Effective targeting is important because—owing to political and economic turmoil—more people in Egypt are short of money for food now than they were about a decade ago. Extreme poverty has increased to about 26% in FY 2012/2013 from almost 17% in the Fiscal Year (FY) 1999/2000. And close to half Egyptians (49%) are classified as ‘poor’ or ‘vulnerable’ because they don’t have money for other basic human needs, like health and education.
Baladi bread wasn’t the only food affected by the policy reforms. Previously, most Egyptians were eligible for a monthly basket of low-cost foods, such as cooking oil, sugar, rice and macaroni. The new system gives the majority of Egyptians a small monthly allowance on a smart card. Any credit left over from baladi bread can be converted into points, providing incentives to buy other foods as well.
Low-income households also need access to finance. The International Finance Corporation, the private sector arm of the World Bank Group, works with local business associations in Egypt on microfinance, providing technical assistance to help them build resilience and institutional capacity, and diversify their product portfolios.
Egypt’s social protection system—broadly defined—commands a large share of the state’s annual budget, but historically, its impact on poverty and developing human capital has been limited. The July 2014 reforms include the gradual liberalization of energy prices over a period of 5–10 years. The government has already allowed the cost of fuel and electricity to increase, allocating about half the EGP 51 billion or US$6.7 million it’s saved to sectors that include social protection programs, especially the reform and expansion of social safety nets.
But in 2013/14, more than 7% of Egypt's GDP still went toward financing energy subsidies, two-thirds (68%) of which benefited the two richest tiers of Egyptian society most. In real terms, this amounted to more than what the government spent on health, education, and public investment combined.

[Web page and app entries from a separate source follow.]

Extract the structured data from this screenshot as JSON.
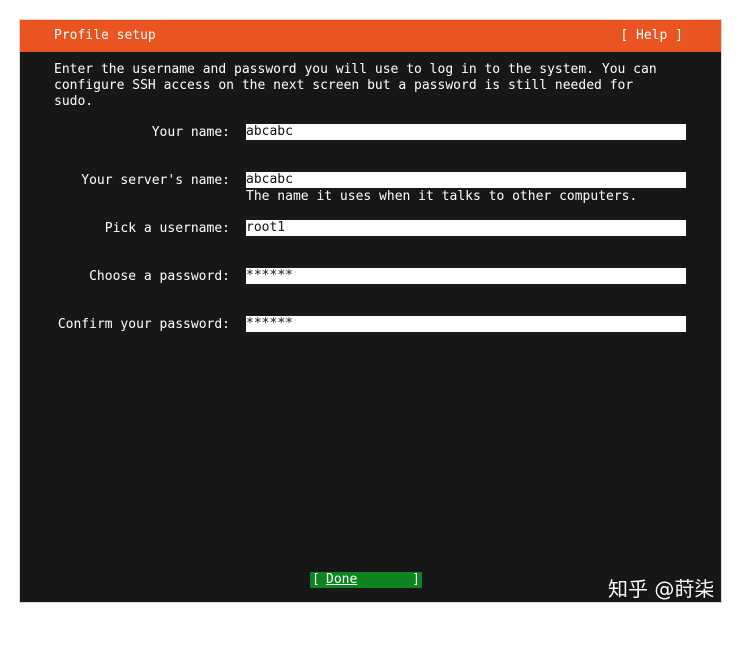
{
  "header": {
    "title": "Profile setup",
    "help_label": "[ Help ]",
    "accent": "#e95420"
  },
  "intro_text": "Enter the username and password you will use to log in to the system. You can\nconfigure SSH access on the next screen but a password is still needed for\nsudo.",
  "form": {
    "your_name": {
      "label": "Your name:",
      "value": "abcabc"
    },
    "server_name": {
      "label": "Your server's name:",
      "value": "abcabc",
      "hint": "The name it uses when it talks to other computers."
    },
    "username": {
      "label": "Pick a username:",
      "value": "root1"
    },
    "password": {
      "label": "Choose a password:",
      "value": "******"
    },
    "confirm_password": {
      "label": "Confirm your password:",
      "value": "******"
    }
  },
  "actions": {
    "done_left": "[",
    "done_label": "Done",
    "done_right": "]",
    "done_color": "#0e8420"
  },
  "watermark": "知乎 @莳柒"
}
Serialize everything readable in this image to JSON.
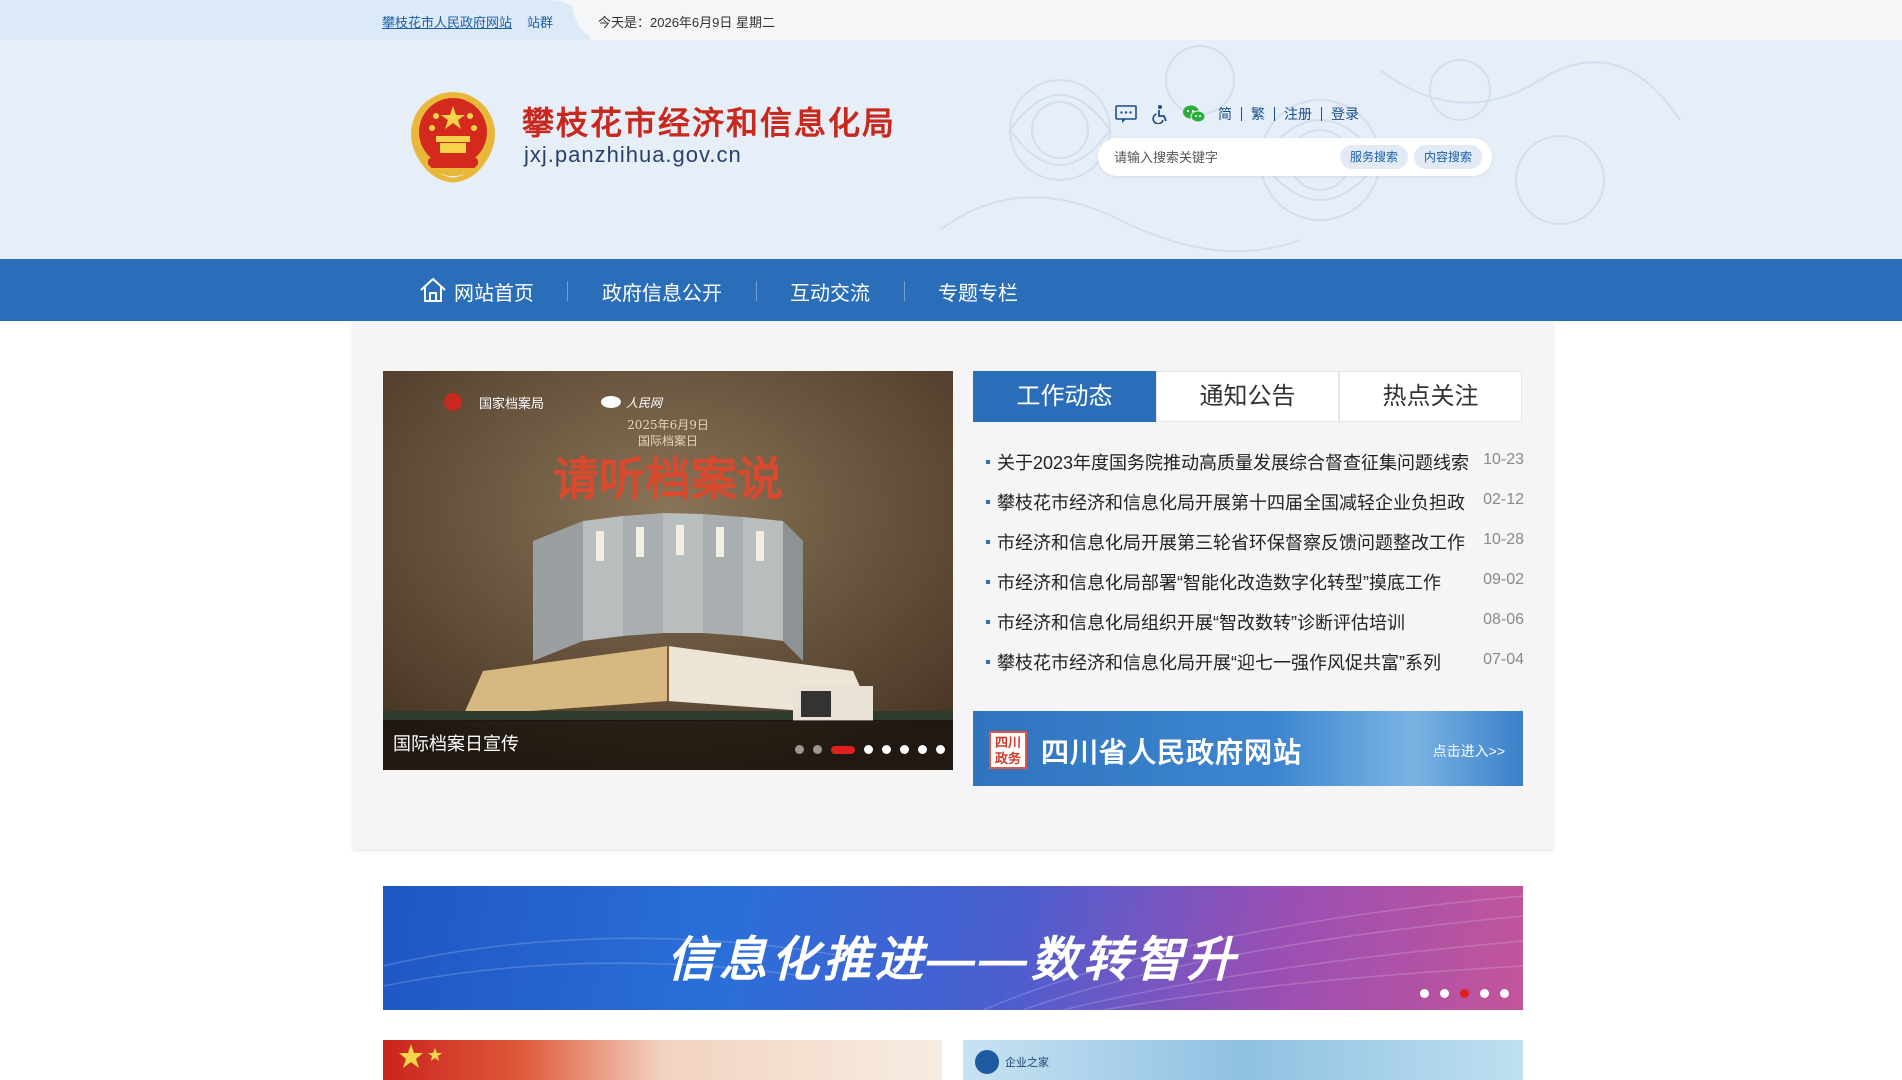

The government is taking other steps, though, to do a better job of getting state support directly to the poorest of the poor. Aside from rationalizing existing policies, in 2012, Egypt set up a Labor Intensive Works Program that is part of the Social Protection Fund, which is supported by the World Bank and the European Union (EU). Focusing on regions, such as Upper Egypt, which lag behind in development, it provides temporary jobs for job seekers, especially unskilled and young workers.